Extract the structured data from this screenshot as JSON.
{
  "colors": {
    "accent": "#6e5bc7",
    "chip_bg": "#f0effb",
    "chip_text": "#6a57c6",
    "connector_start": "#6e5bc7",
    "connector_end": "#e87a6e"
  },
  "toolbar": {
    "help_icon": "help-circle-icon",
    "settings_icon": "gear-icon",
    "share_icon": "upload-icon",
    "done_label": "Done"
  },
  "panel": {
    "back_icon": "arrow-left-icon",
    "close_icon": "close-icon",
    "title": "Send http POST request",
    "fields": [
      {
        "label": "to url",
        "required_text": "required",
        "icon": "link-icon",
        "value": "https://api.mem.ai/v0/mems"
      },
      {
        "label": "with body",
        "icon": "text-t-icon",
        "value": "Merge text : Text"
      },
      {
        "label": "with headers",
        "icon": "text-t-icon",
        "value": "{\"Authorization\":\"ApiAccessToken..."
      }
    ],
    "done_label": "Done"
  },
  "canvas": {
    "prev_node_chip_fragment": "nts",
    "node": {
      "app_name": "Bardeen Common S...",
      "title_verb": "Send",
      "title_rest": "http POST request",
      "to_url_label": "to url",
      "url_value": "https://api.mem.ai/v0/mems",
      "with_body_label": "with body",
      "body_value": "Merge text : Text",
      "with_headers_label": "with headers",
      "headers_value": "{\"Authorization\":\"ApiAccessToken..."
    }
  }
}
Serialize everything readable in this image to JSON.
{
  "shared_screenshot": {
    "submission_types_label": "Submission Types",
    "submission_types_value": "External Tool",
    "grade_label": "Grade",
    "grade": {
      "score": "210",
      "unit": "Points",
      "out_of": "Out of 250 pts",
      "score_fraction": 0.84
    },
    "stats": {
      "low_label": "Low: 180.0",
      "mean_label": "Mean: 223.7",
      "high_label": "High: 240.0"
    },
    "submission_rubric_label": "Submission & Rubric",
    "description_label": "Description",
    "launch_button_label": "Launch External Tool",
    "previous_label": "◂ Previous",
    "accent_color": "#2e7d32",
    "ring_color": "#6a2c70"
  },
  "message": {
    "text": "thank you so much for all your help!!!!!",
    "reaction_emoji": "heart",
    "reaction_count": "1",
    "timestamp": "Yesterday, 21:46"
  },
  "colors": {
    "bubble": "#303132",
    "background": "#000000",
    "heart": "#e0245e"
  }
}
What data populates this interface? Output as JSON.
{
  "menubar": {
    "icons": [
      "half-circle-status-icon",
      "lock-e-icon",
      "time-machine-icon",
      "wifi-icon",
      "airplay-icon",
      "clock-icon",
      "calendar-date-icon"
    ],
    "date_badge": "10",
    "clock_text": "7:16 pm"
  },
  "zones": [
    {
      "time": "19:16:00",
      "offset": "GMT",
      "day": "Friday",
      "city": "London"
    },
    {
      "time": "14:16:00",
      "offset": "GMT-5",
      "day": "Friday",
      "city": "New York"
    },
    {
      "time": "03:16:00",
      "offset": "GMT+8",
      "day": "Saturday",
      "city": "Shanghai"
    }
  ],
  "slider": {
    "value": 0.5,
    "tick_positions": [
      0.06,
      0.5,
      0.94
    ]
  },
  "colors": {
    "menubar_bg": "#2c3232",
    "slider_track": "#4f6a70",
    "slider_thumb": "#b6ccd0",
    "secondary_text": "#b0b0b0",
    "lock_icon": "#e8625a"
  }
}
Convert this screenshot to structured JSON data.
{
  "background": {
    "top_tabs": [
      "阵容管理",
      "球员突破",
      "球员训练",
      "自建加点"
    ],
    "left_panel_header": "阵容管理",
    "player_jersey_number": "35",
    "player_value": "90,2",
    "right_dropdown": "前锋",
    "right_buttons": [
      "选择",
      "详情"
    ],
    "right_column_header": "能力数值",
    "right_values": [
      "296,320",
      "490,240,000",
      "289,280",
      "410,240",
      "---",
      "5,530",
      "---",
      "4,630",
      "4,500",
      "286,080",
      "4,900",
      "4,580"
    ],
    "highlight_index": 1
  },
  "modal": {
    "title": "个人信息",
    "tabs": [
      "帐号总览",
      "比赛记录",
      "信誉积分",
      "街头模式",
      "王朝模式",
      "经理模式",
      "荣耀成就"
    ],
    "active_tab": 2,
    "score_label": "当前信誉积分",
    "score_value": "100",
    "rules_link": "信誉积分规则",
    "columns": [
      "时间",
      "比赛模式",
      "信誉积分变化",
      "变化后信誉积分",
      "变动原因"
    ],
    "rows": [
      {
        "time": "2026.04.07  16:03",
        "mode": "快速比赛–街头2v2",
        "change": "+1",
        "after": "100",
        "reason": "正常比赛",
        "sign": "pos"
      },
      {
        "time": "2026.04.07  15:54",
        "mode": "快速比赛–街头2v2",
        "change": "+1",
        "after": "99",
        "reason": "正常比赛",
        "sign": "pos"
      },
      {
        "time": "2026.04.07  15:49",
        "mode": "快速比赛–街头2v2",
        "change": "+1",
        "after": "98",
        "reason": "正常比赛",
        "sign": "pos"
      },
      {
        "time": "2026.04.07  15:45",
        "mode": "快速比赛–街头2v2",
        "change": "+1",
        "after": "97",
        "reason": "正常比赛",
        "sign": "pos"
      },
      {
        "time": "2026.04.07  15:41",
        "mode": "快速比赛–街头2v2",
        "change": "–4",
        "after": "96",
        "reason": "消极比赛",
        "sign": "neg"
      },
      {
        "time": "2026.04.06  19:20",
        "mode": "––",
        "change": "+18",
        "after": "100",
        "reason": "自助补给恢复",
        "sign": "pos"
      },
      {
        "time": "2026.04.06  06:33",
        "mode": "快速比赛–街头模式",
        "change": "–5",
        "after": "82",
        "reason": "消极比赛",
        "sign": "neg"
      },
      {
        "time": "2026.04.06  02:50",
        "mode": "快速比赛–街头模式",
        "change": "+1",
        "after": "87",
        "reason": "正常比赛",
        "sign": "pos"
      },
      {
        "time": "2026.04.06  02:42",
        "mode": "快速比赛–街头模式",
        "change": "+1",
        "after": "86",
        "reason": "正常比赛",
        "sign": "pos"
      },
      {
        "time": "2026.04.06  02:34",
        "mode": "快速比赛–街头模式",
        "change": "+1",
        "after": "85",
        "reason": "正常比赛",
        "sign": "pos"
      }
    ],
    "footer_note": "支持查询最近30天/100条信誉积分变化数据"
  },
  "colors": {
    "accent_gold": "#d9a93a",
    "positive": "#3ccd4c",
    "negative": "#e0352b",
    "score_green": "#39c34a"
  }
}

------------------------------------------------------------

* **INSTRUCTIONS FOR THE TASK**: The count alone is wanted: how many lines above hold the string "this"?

* **ANSWER**: 4